[Exercise input]

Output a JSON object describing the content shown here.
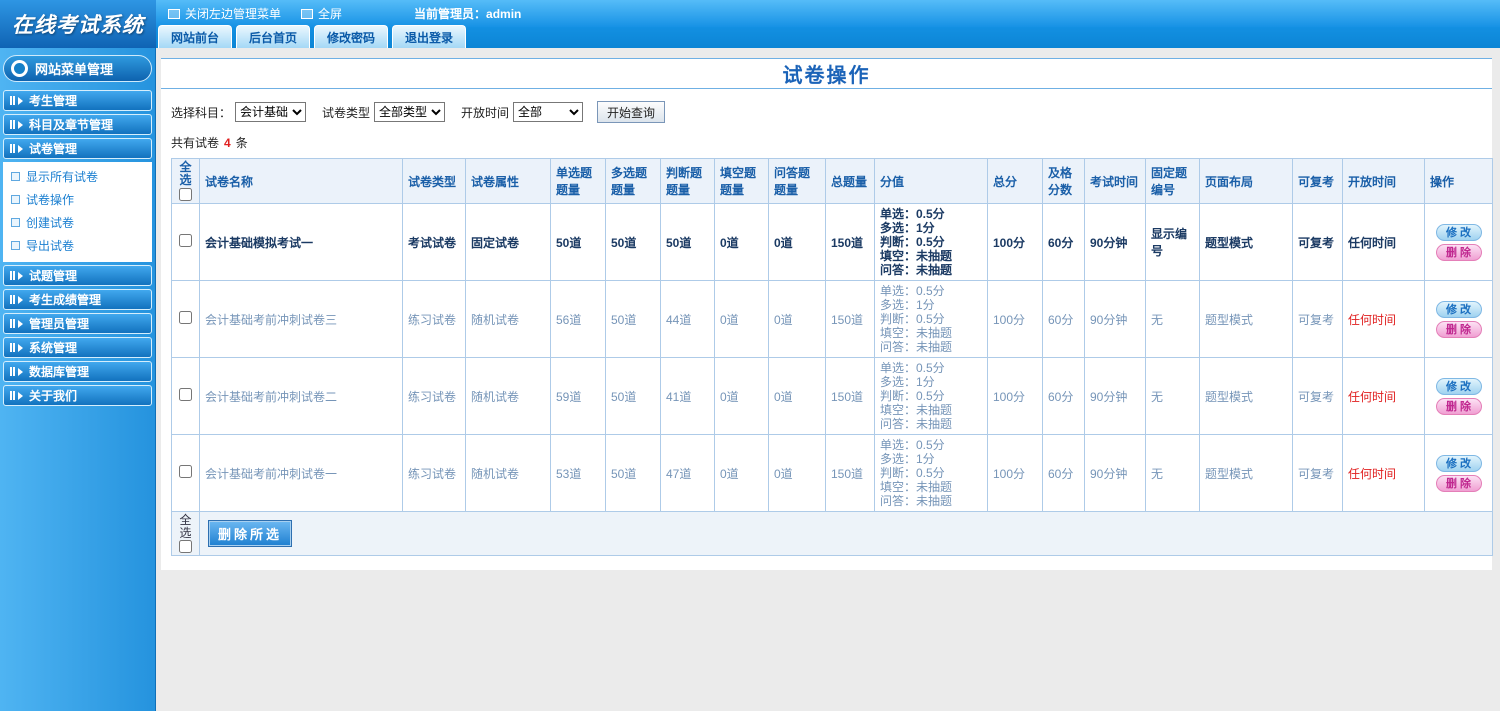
{
  "topbar": {
    "logo": "在线考试系统",
    "close_menu": "关闭左边管理菜单",
    "fullscreen": "全屏",
    "admin": "当前管理员：admin",
    "tabs": [
      "网站前台",
      "后台首页",
      "修改密码",
      "退出登录"
    ]
  },
  "sidebar": {
    "header": "网站菜单管理",
    "items": [
      {
        "label": "考生管理"
      },
      {
        "label": "科目及章节管理"
      },
      {
        "label": "试卷管理",
        "children": [
          "显示所有试卷",
          "试卷操作",
          "创建试卷",
          "导出试卷"
        ]
      },
      {
        "label": "试题管理"
      },
      {
        "label": "考生成绩管理"
      },
      {
        "label": "管理员管理"
      },
      {
        "label": "系统管理"
      },
      {
        "label": "数据库管理"
      },
      {
        "label": "关于我们"
      }
    ]
  },
  "main": {
    "title": "试卷操作",
    "filters": {
      "subject_label": "选择科目：",
      "subject_value": "会计基础",
      "type_label": "试卷类型",
      "type_value": "全部类型",
      "time_label": "开放时间",
      "time_value": "全部",
      "query_button": "开始查询"
    },
    "count_prefix": "共有试卷",
    "count_value": "4",
    "count_suffix": "条",
    "table": {
      "headers": [
        "全选",
        "试卷名称",
        "试卷类型",
        "试卷属性",
        "单选题题量",
        "多选题题量",
        "判断题题量",
        "填空题题量",
        "问答题题量",
        "总题量",
        "分值",
        "总分",
        "及格分数",
        "考试时间",
        "固定题编号",
        "页面布局",
        "可复考",
        "开放时间",
        "操作"
      ],
      "action_edit": "修改",
      "action_delete": "删除",
      "rows": [
        {
          "bold": true,
          "name": "会计基础模拟考试一",
          "type": "考试试卷",
          "attr": "固定试卷",
          "single": "50道",
          "multi": "50道",
          "judge": "50道",
          "blank": "0道",
          "qa": "0道",
          "total": "150道",
          "scores": [
            "单选：0.5分",
            "多选：1分",
            "判断：0.5分",
            "填空：未抽题",
            "问答：未抽题"
          ],
          "total_score": "100分",
          "pass_score": "60分",
          "duration": "90分钟",
          "fixed_no": "显示编号",
          "layout": "题型模式",
          "retake": "可复考",
          "open_time": "任何时间"
        },
        {
          "bold": false,
          "name": "会计基础考前冲刺试卷三",
          "type": "练习试卷",
          "attr": "随机试卷",
          "single": "56道",
          "multi": "50道",
          "judge": "44道",
          "blank": "0道",
          "qa": "0道",
          "total": "150道",
          "scores": [
            "单选：0.5分",
            "多选：1分",
            "判断：0.5分",
            "填空：未抽题",
            "问答：未抽题"
          ],
          "total_score": "100分",
          "pass_score": "60分",
          "duration": "90分钟",
          "fixed_no": "无",
          "layout": "题型模式",
          "retake": "可复考",
          "open_time": "任何时间"
        },
        {
          "bold": false,
          "name": "会计基础考前冲刺试卷二",
          "type": "练习试卷",
          "attr": "随机试卷",
          "single": "59道",
          "multi": "50道",
          "judge": "41道",
          "blank": "0道",
          "qa": "0道",
          "total": "150道",
          "scores": [
            "单选：0.5分",
            "多选：1分",
            "判断：0.5分",
            "填空：未抽题",
            "问答：未抽题"
          ],
          "total_score": "100分",
          "pass_score": "60分",
          "duration": "90分钟",
          "fixed_no": "无",
          "layout": "题型模式",
          "retake": "可复考",
          "open_time": "任何时间"
        },
        {
          "bold": false,
          "name": "会计基础考前冲刺试卷一",
          "type": "练习试卷",
          "attr": "随机试卷",
          "single": "53道",
          "multi": "50道",
          "judge": "47道",
          "blank": "0道",
          "qa": "0道",
          "total": "150道",
          "scores": [
            "单选：0.5分",
            "多选：1分",
            "判断：0.5分",
            "填空：未抽题",
            "问答：未抽题"
          ],
          "total_score": "100分",
          "pass_score": "60分",
          "duration": "90分钟",
          "fixed_no": "无",
          "layout": "题型模式",
          "retake": "可复考",
          "open_time": "任何时间"
        }
      ]
    },
    "footer": {
      "select_all": "全选",
      "delete_selected": "删除所选"
    }
  }
}
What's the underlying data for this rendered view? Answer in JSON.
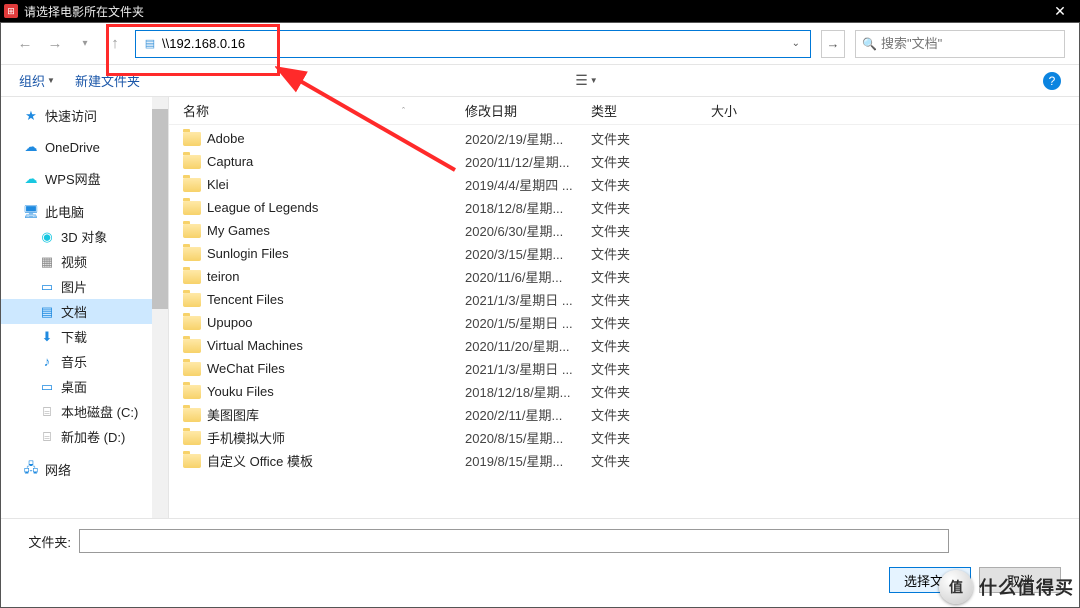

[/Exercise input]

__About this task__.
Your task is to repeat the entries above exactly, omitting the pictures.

__Result for this task__.
Output a JSON object describing the content shown here.
{
  "topbar": {
    "logo": "在线考试系统",
    "close_menu": "关闭左边管理菜单",
    "fullscreen": "全屏",
    "admin": "当前管理员：admin",
    "tabs": [
      "网站前台",
      "后台首页",
      "修改密码",
      "退出登录"
    ]
  },
  "sidebar": {
    "header": "网站菜单管理",
    "items": [
      {
        "label": "考生管理"
      },
      {
        "label": "科目及章节管理"
      },
      {
        "label": "试卷管理",
        "children": [
          "显示所有试卷",
          "试卷操作",
          "创建试卷",
          "导出试卷"
        ]
      },
      {
        "label": "试题管理"
      },
      {
        "label": "考生成绩管理"
      },
      {
        "label": "管理员管理"
      },
      {
        "label": "系统管理"
      },
      {
        "label": "数据库管理"
      },
      {
        "label": "关于我们"
      }
    ]
  },
  "main": {
    "title": "试卷操作",
    "filters": {
      "subject_label": "选择科目：",
      "subject_value": "会计基础",
      "type_label": "试卷类型",
      "type_value": "全部类型",
      "time_label": "开放时间",
      "time_value": "全部",
      "query_button": "开始查询"
    },
    "count_prefix": "共有试卷",
    "count_value": "4",
    "count_suffix": "条",
    "table": {
      "headers": [
        "全选",
        "试卷名称",
        "试卷类型",
        "试卷属性",
        "单选题题量",
        "多选题题量",
        "判断题题量",
        "填空题题量",
        "问答题题量",
        "总题量",
        "分值",
        "总分",
        "及格分数",
        "考试时间",
        "固定题编号",
        "页面布局",
        "可复考",
        "开放时间",
        "操作"
      ],
      "action_edit": "修改",
      "action_delete": "删除",
      "rows": [
        {
          "bold": true,
          "name": "会计基础模拟考试一",
          "type": "考试试卷",
          "attr": "固定试卷",
          "single": "50道",
          "multi": "50道",
          "judge": "50道",
          "blank": "0道",
          "qa": "0道",
          "total": "150道",
          "scores": [
            "单选：0.5分",
            "多选：1分",
            "判断：0.5分",
            "填空：未抽题",
            "问答：未抽题"
          ],
          "total_score": "100分",
          "pass_score": "60分",
          "duration": "90分钟",
          "fixed_no": "显示编号",
          "layout": "题型模式",
          "retake": "可复考",
          "open_time": "任何时间"
        },
        {
          "bold": false,
          "name": "会计基础考前冲刺试卷三",
          "type": "练习试卷",
          "attr": "随机试卷",
          "single": "56道",
          "multi": "50道",
          "judge": "44道",
          "blank": "0道",
          "qa": "0道",
          "total": "150道",
          "scores": [
            "单选：0.5分",
            "多选：1分",
            "判断：0.5分",
            "填空：未抽题",
            "问答：未抽题"
          ],
          "total_score": "100分",
          "pass_score": "60分",
          "duration": "90分钟",
          "fixed_no": "无",
          "layout": "题型模式",
          "retake": "可复考",
          "open_time": "任何时间"
        },
        {
          "bold": false,
          "name": "会计基础考前冲刺试卷二",
          "type": "练习试卷",
          "attr": "随机试卷",
          "single": "59道",
          "multi": "50道",
          "judge": "41道",
          "blank": "0道",
          "qa": "0道",
          "total": "150道",
          "scores": [
            "单选：0.5分",
            "多选：1分",
            "判断：0.5分",
            "填空：未抽题",
            "问答：未抽题"
          ],
          "total_score": "100分",
          "pass_score": "60分",
          "duration": "90分钟",
          "fixed_no": "无",
          "layout": "题型模式",
          "retake": "可复考",
          "open_time": "任何时间"
        },
        {
          "bold": false,
          "name": "会计基础考前冲刺试卷一",
          "type": "练习试卷",
          "attr": "随机试卷",
          "single": "53道",
          "multi": "50道",
          "judge": "47道",
          "blank": "0道",
          "qa": "0道",
          "total": "150道",
          "scores": [
            "单选：0.5分",
            "多选：1分",
            "判断：0.5分",
            "填空：未抽题",
            "问答：未抽题"
          ],
          "total_score": "100分",
          "pass_score": "60分",
          "duration": "90分钟",
          "fixed_no": "无",
          "layout": "题型模式",
          "retake": "可复考",
          "open_time": "任何时间"
        }
      ]
    },
    "footer": {
      "select_all": "全选",
      "delete_selected": "删除所选"
    }
  }
}
What's the underlying data for this rendered view? Answer in JSON.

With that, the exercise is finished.